“We are targeting R375 million by 31 July ,” said Strauss.
The UTF’s core aim is to commercialise technology and intellectual property from South African universities, and according to its website is the first of its kind on the continent.
For Strauss, this is because investment into university technology and intellectual property is a new asset class that has only just started to gain attention around the world.
“It’s new. Even Oxford [University], who is ranked as number one in the world, only started in 1999 and they only started with a £4 million fund,” he said.
BioCODE, a beneficiary of an approved UTF investment, is a biotechnology company that researches inflammatory diseases.
The spin-off company from SU created sensing technology which medical doctors can use to detect disease risk in patients, according to its website.
BioCODE research and designer engineer Este Burger said SU has filed patents for the company, which will be licensed to BioCODE.
“Within the next two years BioCODE plans to commercialise two novel inflammatory biomarker rapid tests for the early detection of disease and disease risk,” said Burger.
The UTF also approved an investment into Phagoflux, originating from SU, which aims to provide technology for autophagy monitoring for the pharmaceutical industry. Such technology will quantify and monitor diseases such as diabetes and cancer, said Ben Loos, CEO of Phagoflux.
“With the latest UTF investment, Phagoflux plans to refine its current prototype device, so that it can be introduced to the research and pharma space,” Loos said.
“The existing technology, which is a result of 10 years’ research, includes patents and a prototype device – that forms the basis and point of departure of our immediate work. We foresee however that new laboratory space will be required once our first device goes into production on a larger scale.”
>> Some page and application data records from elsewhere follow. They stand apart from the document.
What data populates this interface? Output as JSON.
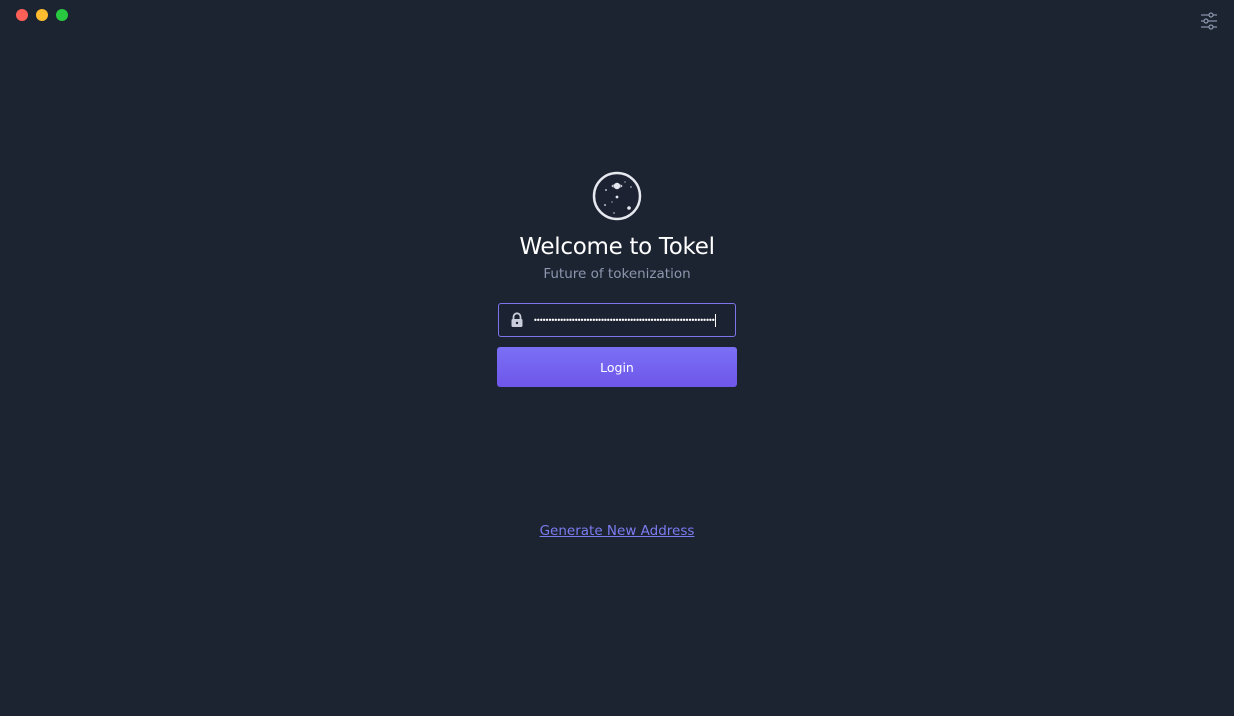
{
  "window": {
    "controls": [
      "close",
      "minimize",
      "maximize"
    ]
  },
  "header": {
    "settings_icon": "sliders-icon"
  },
  "login": {
    "logo_icon": "tokel-logo-icon",
    "title": "Welcome to Tokel",
    "subtitle": "Future of tokenization",
    "password": {
      "lock_icon": "lock-icon",
      "masked_value": "••••••••••••••••••••••••••••••••••••••••••••••••••••••••••••••"
    },
    "login_label": "Login",
    "generate_label": "Generate New Address"
  },
  "colors": {
    "background": "#1c2331",
    "accent": "#7b70f5",
    "link": "#7b7cf0",
    "subtitle": "#8c97ad"
  }
}
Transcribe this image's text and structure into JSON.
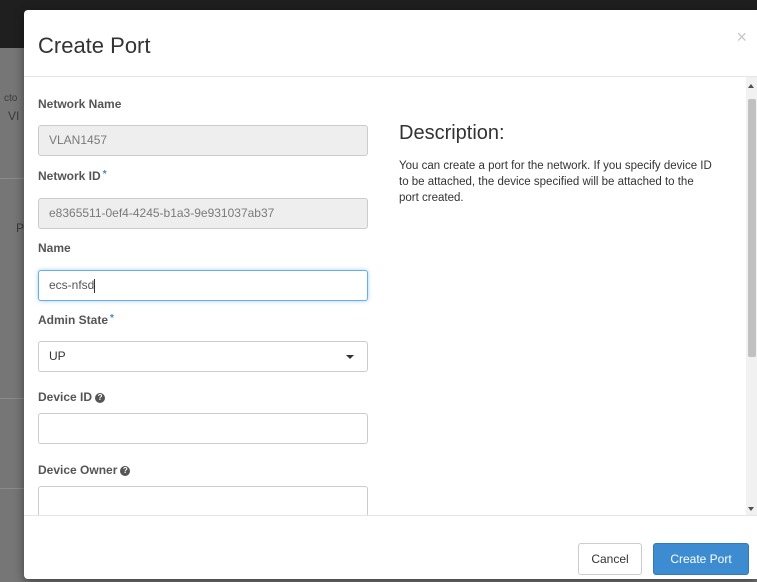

The UTF has also made approved investments into Cape Bio Pharms from UCT, and Hyrax Biosciences from UWC.
This year, both companies have created technology that is used in Covid-19 testing kits nationally and internationally according to their websites.
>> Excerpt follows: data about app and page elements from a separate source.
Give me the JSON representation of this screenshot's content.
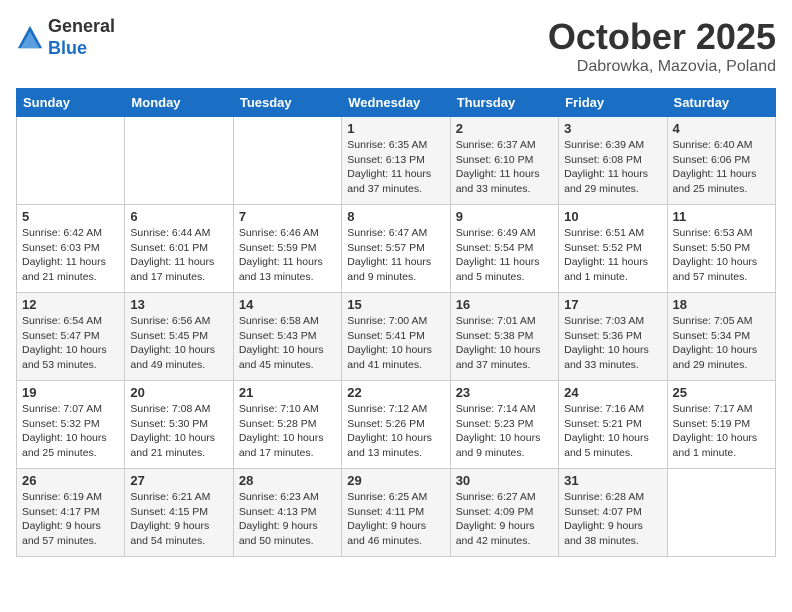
{
  "header": {
    "logo_general": "General",
    "logo_blue": "Blue",
    "month": "October 2025",
    "location": "Dabrowka, Mazovia, Poland"
  },
  "days_of_week": [
    "Sunday",
    "Monday",
    "Tuesday",
    "Wednesday",
    "Thursday",
    "Friday",
    "Saturday"
  ],
  "weeks": [
    [
      {
        "day": "",
        "info": ""
      },
      {
        "day": "",
        "info": ""
      },
      {
        "day": "",
        "info": ""
      },
      {
        "day": "1",
        "info": "Sunrise: 6:35 AM\nSunset: 6:13 PM\nDaylight: 11 hours\nand 37 minutes."
      },
      {
        "day": "2",
        "info": "Sunrise: 6:37 AM\nSunset: 6:10 PM\nDaylight: 11 hours\nand 33 minutes."
      },
      {
        "day": "3",
        "info": "Sunrise: 6:39 AM\nSunset: 6:08 PM\nDaylight: 11 hours\nand 29 minutes."
      },
      {
        "day": "4",
        "info": "Sunrise: 6:40 AM\nSunset: 6:06 PM\nDaylight: 11 hours\nand 25 minutes."
      }
    ],
    [
      {
        "day": "5",
        "info": "Sunrise: 6:42 AM\nSunset: 6:03 PM\nDaylight: 11 hours\nand 21 minutes."
      },
      {
        "day": "6",
        "info": "Sunrise: 6:44 AM\nSunset: 6:01 PM\nDaylight: 11 hours\nand 17 minutes."
      },
      {
        "day": "7",
        "info": "Sunrise: 6:46 AM\nSunset: 5:59 PM\nDaylight: 11 hours\nand 13 minutes."
      },
      {
        "day": "8",
        "info": "Sunrise: 6:47 AM\nSunset: 5:57 PM\nDaylight: 11 hours\nand 9 minutes."
      },
      {
        "day": "9",
        "info": "Sunrise: 6:49 AM\nSunset: 5:54 PM\nDaylight: 11 hours\nand 5 minutes."
      },
      {
        "day": "10",
        "info": "Sunrise: 6:51 AM\nSunset: 5:52 PM\nDaylight: 11 hours\nand 1 minute."
      },
      {
        "day": "11",
        "info": "Sunrise: 6:53 AM\nSunset: 5:50 PM\nDaylight: 10 hours\nand 57 minutes."
      }
    ],
    [
      {
        "day": "12",
        "info": "Sunrise: 6:54 AM\nSunset: 5:47 PM\nDaylight: 10 hours\nand 53 minutes."
      },
      {
        "day": "13",
        "info": "Sunrise: 6:56 AM\nSunset: 5:45 PM\nDaylight: 10 hours\nand 49 minutes."
      },
      {
        "day": "14",
        "info": "Sunrise: 6:58 AM\nSunset: 5:43 PM\nDaylight: 10 hours\nand 45 minutes."
      },
      {
        "day": "15",
        "info": "Sunrise: 7:00 AM\nSunset: 5:41 PM\nDaylight: 10 hours\nand 41 minutes."
      },
      {
        "day": "16",
        "info": "Sunrise: 7:01 AM\nSunset: 5:38 PM\nDaylight: 10 hours\nand 37 minutes."
      },
      {
        "day": "17",
        "info": "Sunrise: 7:03 AM\nSunset: 5:36 PM\nDaylight: 10 hours\nand 33 minutes."
      },
      {
        "day": "18",
        "info": "Sunrise: 7:05 AM\nSunset: 5:34 PM\nDaylight: 10 hours\nand 29 minutes."
      }
    ],
    [
      {
        "day": "19",
        "info": "Sunrise: 7:07 AM\nSunset: 5:32 PM\nDaylight: 10 hours\nand 25 minutes."
      },
      {
        "day": "20",
        "info": "Sunrise: 7:08 AM\nSunset: 5:30 PM\nDaylight: 10 hours\nand 21 minutes."
      },
      {
        "day": "21",
        "info": "Sunrise: 7:10 AM\nSunset: 5:28 PM\nDaylight: 10 hours\nand 17 minutes."
      },
      {
        "day": "22",
        "info": "Sunrise: 7:12 AM\nSunset: 5:26 PM\nDaylight: 10 hours\nand 13 minutes."
      },
      {
        "day": "23",
        "info": "Sunrise: 7:14 AM\nSunset: 5:23 PM\nDaylight: 10 hours\nand 9 minutes."
      },
      {
        "day": "24",
        "info": "Sunrise: 7:16 AM\nSunset: 5:21 PM\nDaylight: 10 hours\nand 5 minutes."
      },
      {
        "day": "25",
        "info": "Sunrise: 7:17 AM\nSunset: 5:19 PM\nDaylight: 10 hours\nand 1 minute."
      }
    ],
    [
      {
        "day": "26",
        "info": "Sunrise: 6:19 AM\nSunset: 4:17 PM\nDaylight: 9 hours\nand 57 minutes."
      },
      {
        "day": "27",
        "info": "Sunrise: 6:21 AM\nSunset: 4:15 PM\nDaylight: 9 hours\nand 54 minutes."
      },
      {
        "day": "28",
        "info": "Sunrise: 6:23 AM\nSunset: 4:13 PM\nDaylight: 9 hours\nand 50 minutes."
      },
      {
        "day": "29",
        "info": "Sunrise: 6:25 AM\nSunset: 4:11 PM\nDaylight: 9 hours\nand 46 minutes."
      },
      {
        "day": "30",
        "info": "Sunrise: 6:27 AM\nSunset: 4:09 PM\nDaylight: 9 hours\nand 42 minutes."
      },
      {
        "day": "31",
        "info": "Sunrise: 6:28 AM\nSunset: 4:07 PM\nDaylight: 9 hours\nand 38 minutes."
      },
      {
        "day": "",
        "info": ""
      }
    ]
  ]
}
Ela Romanowska, director of innovation support at Wits Enterprise, a company owned by Wits that focuses on the commercialisation of its intellectual property, said the university has established six spin-out companies in total.
“We have a pipeline of seven potential spin-offs which could be established in the next 12 months, dependent on raising funding, progress to establish key commercial partnerships, etcetera,” she said, adding that no companies had been established this year.
According to Romanowska, Wits has fewer spin-out companies compared with UCT or SU because they both started spinning out companies earlier. Wits’s first spin-out company was established in 2013.
Romanowska said that together with external investment, Wits Enterprise had spent R4.5 million on seed funding for spin-off companies this year.
“This went to seven innovations, most of which support expanded product portfolios of existing spin-offs, or provide technology feasibility and market inputs for the creation of new ones,” she said.
Meanwhile, Anita Nel, chief director of innovation and business development, said in November that SU had secured R26 million from outside investors to support five new start-up businesses.
One of these companies has a turnover of about R100 million a year and another has seen its turnover increase from R6 million to R24 million over three years said Nel.
* Michael Brown is a Moneyweb intern.